Eric Smith, NASA’s Acting Program Director for JWST, said: “We are delighted to acknowledge the completion of ESA’s NIRSpec and excited to have it join the other Webb science instruments at NASA’s Goddard Space Flight Center.”

NIRSpec instrument for the JWST

The NIRSpec instrument for the JWST in its assembly room. Credit: Astrium

Europe’s other instrument for the JWST, MIRI, was handed over to NASA’s Goddard Space Flight Center in May last year following ten years of development by more than 200 engineers.

MIRI is so sensitive that it could pick out a candle at the distance of Jupiter’s moons. It is one of four main experiments that will fly on the JWST later this decade.

More than 200 engineers spent over ten years working on MIRI. It was declared ready at a ceremony in London by the consortium that has built it.

Made up of a camera and a spectrometer, it will observe at infrared wavelengths at the extremely low temperature of -266°C – just 7°C above absolute zero.

Alvaro Giménez, ESA’s Director of Science and Robotic Exploration, marked the latest landmark event for the new telescope by saying: “The formal handover of NIRSpec from Astrium to ESA marks an important and exciting milestone in Europe’s contribution to the JWST mission.

“Along with the delivery of MIRI to NASA last year, we are thrilled that European engineers and scientists are playing a key role in this important international mission.”

The JWST, a joint project of NASA, ESA, and the Canadian Space Agency, is a telescope that will focus on the infrared region of the spectrum with its instrumentation. These “heat-seeking” devices will be able to detect distant galaxies but also see through the dust that blocks visible light from newborn stars.

An animation of the Near-Infrared Spectrograph rotating. Credit: NASA

Apart from NIRSpec and MIRI, the other two instruments will be a near-infrared camera (NIRCam) and a combined fine guidance sensor and near-infrared imager and slitless spectrograph (FGS-NIRISS).

A giant sunshield will keep the observatory and its instruments chilled to -233 degrees C to allow them to operate for up to ten years.

The JWST has become a controversial instrument because costs have greatly overrun the initial budget. Many scientists complain that money for other NASA missions has had to be cut back to support it.
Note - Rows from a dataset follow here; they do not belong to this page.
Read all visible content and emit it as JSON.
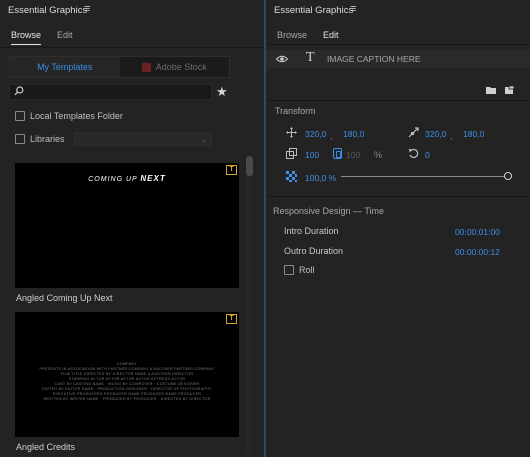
{
  "left_panel": {
    "title": "Essential Graphics",
    "menu_glyph": "≡",
    "tabs": [
      "Browse",
      "Edit"
    ],
    "active_tab": "Browse",
    "segmented": {
      "my_templates": "My Templates",
      "adobe_stock": "Adobe Stock"
    },
    "search": {
      "value": "",
      "placeholder": ""
    },
    "star_glyph": "★",
    "local_templates_folder": "Local Templates Folder",
    "libraries": "Libraries",
    "templates": [
      {
        "name": "Angled Coming Up Next",
        "preview_text_prefix": "COMING UP ",
        "preview_text_bold": "NEXT",
        "badge": "T"
      },
      {
        "name": "Angled Credits",
        "badge": "T",
        "credit_lines": [
          "COMPANY",
          "PRESENTS IN ASSOCIATION WITH PARTNER COMPANY A ANOTHER PARTNER COMPANY",
          "FILM TITLE DIRECTED BY DIRECTOR NAME A ANOTHER DIRECTOR",
          "STARRING ACTOR ACTOR ACTOR ACTOR ACTRESS ACTOR",
          "CAST BY CASTING NAME · MUSIC BY COMPOSER · COSTUME DESIGNER",
          "EDITED BY EDITOR NAME · PRODUCTION DESIGNER · DIRECTOR OF PHOTOGRAPHY",
          "EXECUTIVE PRODUCERS PRODUCER NAME PRODUCER NAME PRODUCER",
          "WRITTEN BY WRITER NAME · PRODUCED BY PRODUCER · DIRECTED BY DIRECTOR"
        ]
      }
    ]
  },
  "right_panel": {
    "title": "Essential Graphics",
    "menu_glyph": "≡",
    "tabs": [
      "Browse",
      "Edit"
    ],
    "active_tab": "Edit",
    "layer": {
      "type_glyph": "T",
      "name": "IMAGE CAPTION HERE"
    },
    "transform": {
      "title": "Transform",
      "position_x": "320,0",
      "comma": ",",
      "position_y": "180,0",
      "anchor_x": "320,0",
      "anchor_y": "180,0",
      "scale": "100",
      "scale_height": "100",
      "scale_unit": "%",
      "rotation": "0",
      "opacity": "100,0 %",
      "opacity_level": 1.0
    },
    "responsive": {
      "title": "Responsive Design — Time",
      "intro_label": "Intro Duration",
      "intro_value": "00:00:01:00",
      "outro_label": "Outro Duration",
      "outro_value": "00:00:00:12",
      "roll_label": "Roll"
    }
  },
  "colors": {
    "accent": "#3f8fe8",
    "panel_bg": "#232323",
    "badge": "#d4a52a"
  }
}
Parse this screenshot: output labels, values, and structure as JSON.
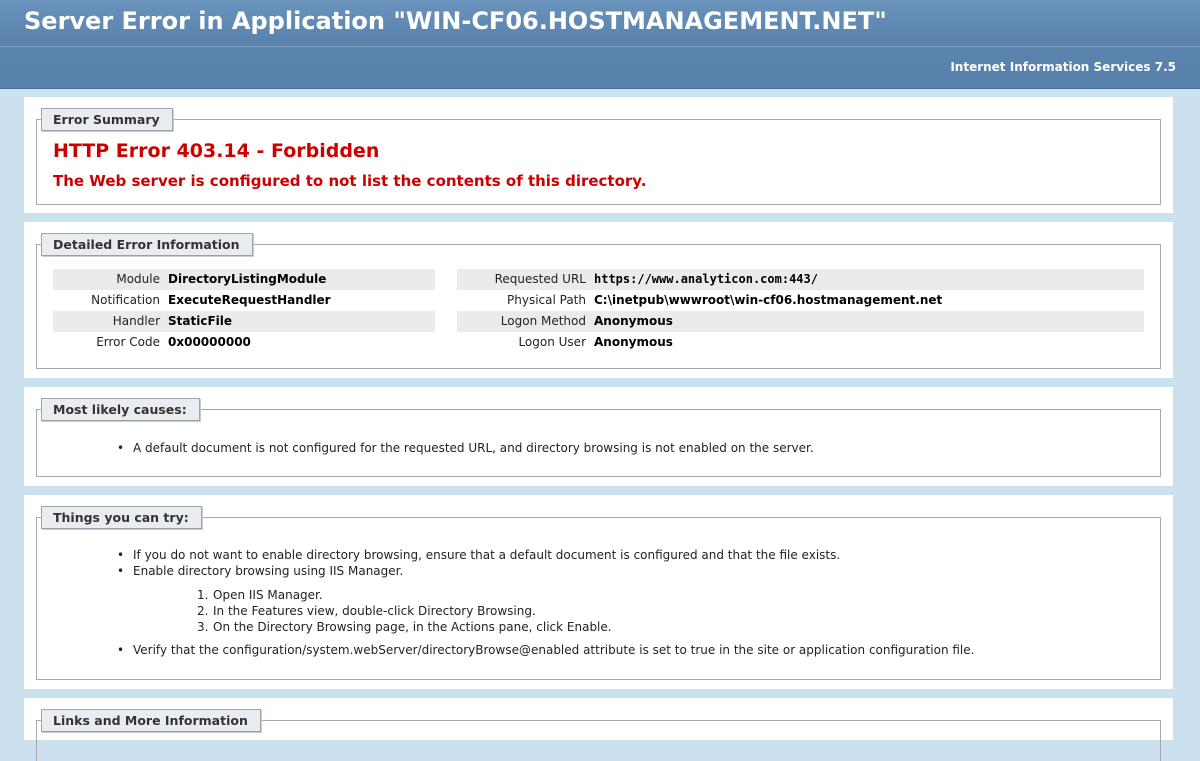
{
  "header": {
    "title": "Server Error in Application \"WIN-CF06.HOSTMANAGEMENT.NET\"",
    "subtitle": "Internet Information Services 7.5"
  },
  "summary": {
    "legend": "Error Summary",
    "title": "HTTP Error 403.14 - Forbidden",
    "message": "The Web server is configured to not list the contents of this directory."
  },
  "details": {
    "legend": "Detailed Error Information",
    "left": [
      {
        "label": "Module",
        "value": "DirectoryListingModule"
      },
      {
        "label": "Notification",
        "value": "ExecuteRequestHandler"
      },
      {
        "label": "Handler",
        "value": "StaticFile"
      },
      {
        "label": "Error Code",
        "value": "0x00000000"
      }
    ],
    "right": [
      {
        "label": "Requested URL",
        "value": "https://www.analyticon.com:443/"
      },
      {
        "label": "Physical Path",
        "value": "C:\\inetpub\\wwwroot\\win-cf06.hostmanagement.net"
      },
      {
        "label": "Logon Method",
        "value": "Anonymous"
      },
      {
        "label": "Logon User",
        "value": "Anonymous"
      }
    ]
  },
  "causes": {
    "legend": "Most likely causes:",
    "items": [
      "A default document is not configured for the requested URL, and directory browsing is not enabled on the server."
    ]
  },
  "tries": {
    "legend": "Things you can try:",
    "items": [
      "If you do not want to enable directory browsing, ensure that a default document is configured and that the file exists.",
      "Enable directory browsing using IIS Manager."
    ],
    "steps": [
      "Open IIS Manager.",
      "In the Features view, double-click Directory Browsing.",
      "On the Directory Browsing page, in the Actions pane, click Enable."
    ],
    "last_item": "Verify that the configuration/system.webServer/directoryBrowse@enabled attribute is set to true in the site or application configuration file."
  },
  "links": {
    "legend": "Links and More Information"
  }
}
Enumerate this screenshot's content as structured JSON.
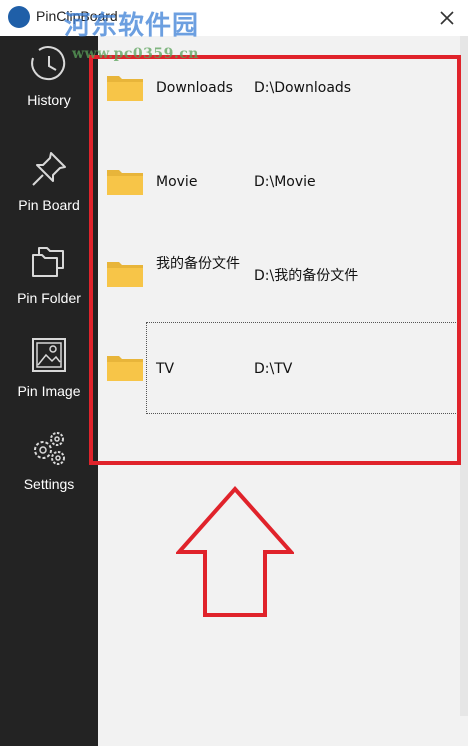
{
  "app": {
    "title": "PinClipBoard",
    "watermark_text": "河东软件园",
    "watermark_url": "www.pc0359.cn"
  },
  "sidebar": {
    "items": [
      {
        "label": "History",
        "icon": "clock-icon"
      },
      {
        "label": "Pin Board",
        "icon": "pin-icon"
      },
      {
        "label": "Pin Folder",
        "icon": "folders-icon"
      },
      {
        "label": "Pin Image",
        "icon": "image-icon"
      },
      {
        "label": "Settings",
        "icon": "gears-icon"
      }
    ]
  },
  "folders": [
    {
      "name": "Downloads",
      "path": "D:\\Downloads"
    },
    {
      "name": "Movie",
      "path": "D:\\Movie"
    },
    {
      "name": "我的备份文件",
      "path": "D:\\我的备份文件"
    },
    {
      "name": "TV",
      "path": "D:\\TV"
    }
  ],
  "colors": {
    "sidebar_bg": "#232323",
    "content_bg": "#f2f2f2",
    "folder_yellow": "#f7c548",
    "annotation_red": "#e0232b"
  }
}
But it is set to be a mighty successor to Hubble when it reaches its remote place in space 1.5 million km (miles) beyond Earth’s own orbit around the Sun at a gravitationally stable point known as L2.